Required action | Each line of the data holding "wechat" should be found and copied.

Data provided |
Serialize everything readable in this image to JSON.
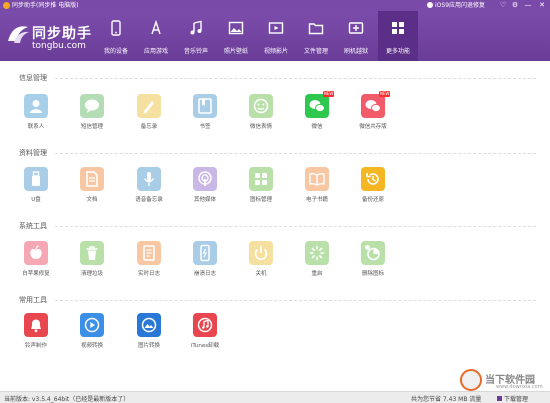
{
  "titlebar": {
    "title": "同步助手(同步推 电脑版)",
    "ios_link": "iOS9应用闪退修复",
    "controls": [
      "♡",
      "⚙",
      "—",
      "✕"
    ]
  },
  "logo": {
    "name": "同步助手",
    "domain": "tongbu.com"
  },
  "nav": [
    {
      "label": "我的设备",
      "icon": "device-icon"
    },
    {
      "label": "应用游戏",
      "icon": "app-store-icon"
    },
    {
      "label": "音乐铃声",
      "icon": "music-icon"
    },
    {
      "label": "照片壁纸",
      "icon": "photo-icon"
    },
    {
      "label": "视频影片",
      "icon": "video-icon"
    },
    {
      "label": "文件管理",
      "icon": "folder-icon"
    },
    {
      "label": "刷机越狱",
      "icon": "flash-icon"
    },
    {
      "label": "更多功能",
      "icon": "grid-icon",
      "active": true
    }
  ],
  "sections": [
    {
      "title": "信息管理",
      "items": [
        {
          "label": "联系人",
          "icon": "contact-icon",
          "color": "#a8cfe8"
        },
        {
          "label": "短信管理",
          "icon": "message-icon",
          "color": "#b5ddb5"
        },
        {
          "label": "备忘录",
          "icon": "memo-icon",
          "color": "#f6e0a0"
        },
        {
          "label": "书签",
          "icon": "bookmark-icon",
          "color": "#a9cde6"
        },
        {
          "label": "微信表情",
          "icon": "emoji-icon",
          "color": "#b8e0a8"
        },
        {
          "label": "微信",
          "icon": "wechat-icon",
          "color": "#2dc84d",
          "badge": "NEW"
        },
        {
          "label": "微信共存版",
          "icon": "wechat-dual-icon",
          "color": "#f25c6a",
          "badge": "NEW"
        }
      ]
    },
    {
      "title": "资料管理",
      "items": [
        {
          "label": "U盘",
          "icon": "usb-icon",
          "color": "#a9cde6"
        },
        {
          "label": "文档",
          "icon": "document-icon",
          "color": "#f7c6a3"
        },
        {
          "label": "语音备忘录",
          "icon": "microphone-icon",
          "color": "#a9cde6"
        },
        {
          "label": "其他媒体",
          "icon": "podcast-icon",
          "color": "#c9b8e6"
        },
        {
          "label": "图标管理",
          "icon": "icon-grid-icon",
          "color": "#b8e0a8"
        },
        {
          "label": "电子书籍",
          "icon": "ebook-icon",
          "color": "#f7c6a3"
        },
        {
          "label": "备份还原",
          "icon": "backup-icon",
          "color": "#f5b623"
        }
      ]
    },
    {
      "title": "系统工具",
      "items": [
        {
          "label": "白苹果修复",
          "icon": "apple-repair-icon",
          "color": "#f5a8b3"
        },
        {
          "label": "清理垃圾",
          "icon": "trash-icon",
          "color": "#b8e0a8"
        },
        {
          "label": "实时日志",
          "icon": "log-icon",
          "color": "#f7c6a3"
        },
        {
          "label": "崩溃日志",
          "icon": "crash-log-icon",
          "color": "#a9cde6"
        },
        {
          "label": "关机",
          "icon": "power-icon",
          "color": "#f6e0a0"
        },
        {
          "label": "重启",
          "icon": "restart-icon",
          "color": "#b8e0a8"
        },
        {
          "label": "删除图标",
          "icon": "delete-icon-icon",
          "color": "#b8e0a8"
        }
      ]
    },
    {
      "title": "常用工具",
      "items": [
        {
          "label": "铃声制作",
          "icon": "bell-icon",
          "color": "#e8474f"
        },
        {
          "label": "视频转换",
          "icon": "video-convert-icon",
          "color": "#3b8fe6"
        },
        {
          "label": "图片转换",
          "icon": "image-convert-icon",
          "color": "#2a78d6"
        },
        {
          "label": "iTunes卸载",
          "icon": "itunes-icon",
          "color": "#e8474f"
        }
      ]
    }
  ],
  "status": {
    "version": "当前版本: v3.5.4_64bit（已经是最新版本了）",
    "saved": "共为您节省 7.43 MB 流量",
    "download": "下载管理"
  },
  "watermark": {
    "text": "当下软件园",
    "url": "www.downxia.com"
  }
}
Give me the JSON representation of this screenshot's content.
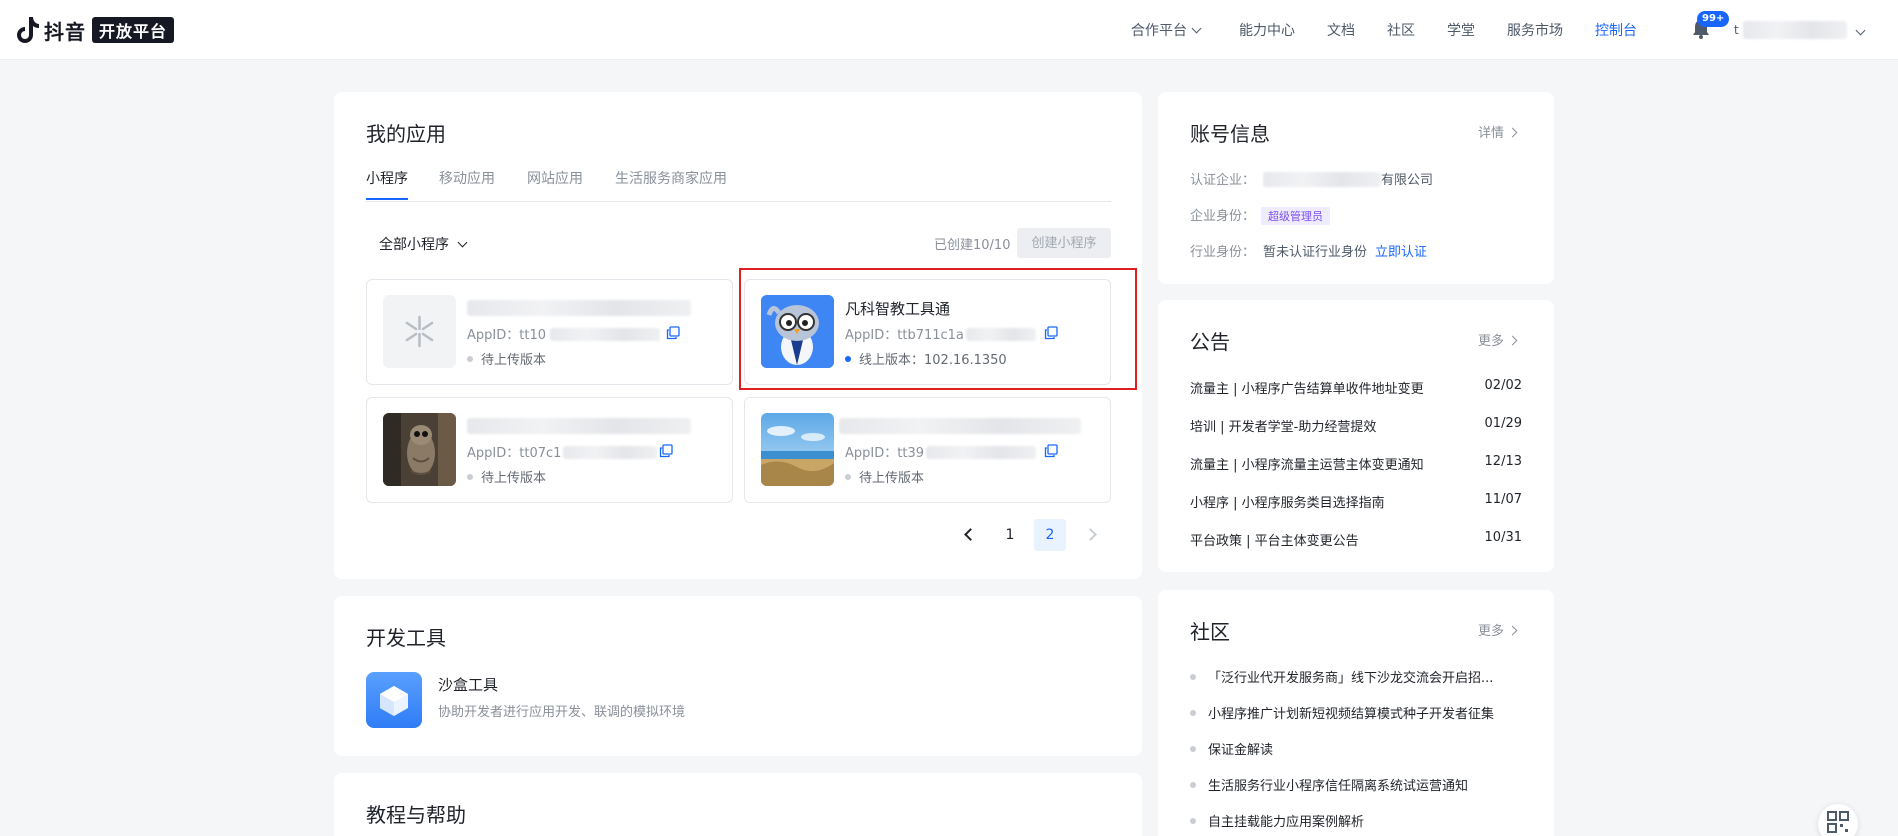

Solution to this exercise |
          "icon": "wechat-icon",
          "icon": "wechat-dual-icon",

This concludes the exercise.